START Dataset extract

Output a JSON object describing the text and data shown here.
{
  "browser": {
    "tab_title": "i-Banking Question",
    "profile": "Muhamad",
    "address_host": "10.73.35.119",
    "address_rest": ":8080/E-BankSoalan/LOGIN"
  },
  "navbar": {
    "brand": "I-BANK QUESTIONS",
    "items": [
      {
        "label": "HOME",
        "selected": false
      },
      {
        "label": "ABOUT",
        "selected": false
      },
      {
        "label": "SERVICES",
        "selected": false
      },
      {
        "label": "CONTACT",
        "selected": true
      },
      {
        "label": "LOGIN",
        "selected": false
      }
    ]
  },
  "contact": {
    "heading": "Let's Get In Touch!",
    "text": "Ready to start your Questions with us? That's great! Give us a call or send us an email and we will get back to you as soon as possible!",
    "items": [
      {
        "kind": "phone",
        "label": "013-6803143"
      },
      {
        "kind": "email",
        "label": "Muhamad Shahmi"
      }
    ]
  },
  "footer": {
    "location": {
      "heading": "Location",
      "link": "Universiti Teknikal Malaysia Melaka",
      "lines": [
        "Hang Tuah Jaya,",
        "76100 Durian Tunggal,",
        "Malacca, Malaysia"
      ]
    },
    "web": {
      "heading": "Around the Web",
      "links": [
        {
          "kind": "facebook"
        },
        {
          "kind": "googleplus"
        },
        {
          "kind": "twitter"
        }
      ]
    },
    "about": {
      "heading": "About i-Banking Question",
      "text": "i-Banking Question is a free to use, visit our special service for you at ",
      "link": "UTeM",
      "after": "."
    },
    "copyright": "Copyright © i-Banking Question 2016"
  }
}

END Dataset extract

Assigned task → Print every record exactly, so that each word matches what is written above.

Completed exercise →
Output a JSON object describing the text and data shown here.
{
  "browser": {
    "tab_title": "i-Banking Question",
    "profile": "Muhamad",
    "address_host": "10.73.35.119",
    "address_rest": ":8080/E-BankSoalan/LOGIN"
  },
  "navbar": {
    "brand": "I-BANK QUESTIONS",
    "items": [
      {
        "label": "HOME",
        "selected": false
      },
      {
        "label": "ABOUT",
        "selected": false
      },
      {
        "label": "SERVICES",
        "selected": false
      },
      {
        "label": "CONTACT",
        "selected": true
      },
      {
        "label": "LOGIN",
        "selected": false
      }
    ]
  },
  "contact": {
    "heading": "Let's Get In Touch!",
    "text": "Ready to start your Questions with us? That's great! Give us a call or send us an email and we will get back to you as soon as possible!",
    "items": [
      {
        "kind": "phone",
        "label": "013-6803143"
      },
      {
        "kind": "email",
        "label": "Muhamad Shahmi"
      }
    ]
  },
  "footer": {
    "location": {
      "heading": "Location",
      "link": "Universiti Teknikal Malaysia Melaka",
      "lines": [
        "Hang Tuah Jaya,",
        "76100 Durian Tunggal,",
        "Malacca, Malaysia"
      ]
    },
    "web": {
      "heading": "Around the Web",
      "links": [
        {
          "kind": "facebook"
        },
        {
          "kind": "googleplus"
        },
        {
          "kind": "twitter"
        }
      ]
    },
    "about": {
      "heading": "About i-Banking Question",
      "text": "i-Banking Question is a free to use, visit our special service for you at ",
      "link": "UTeM",
      "after": "."
    },
    "copyright": "Copyright © i-Banking Question 2016"
  }
}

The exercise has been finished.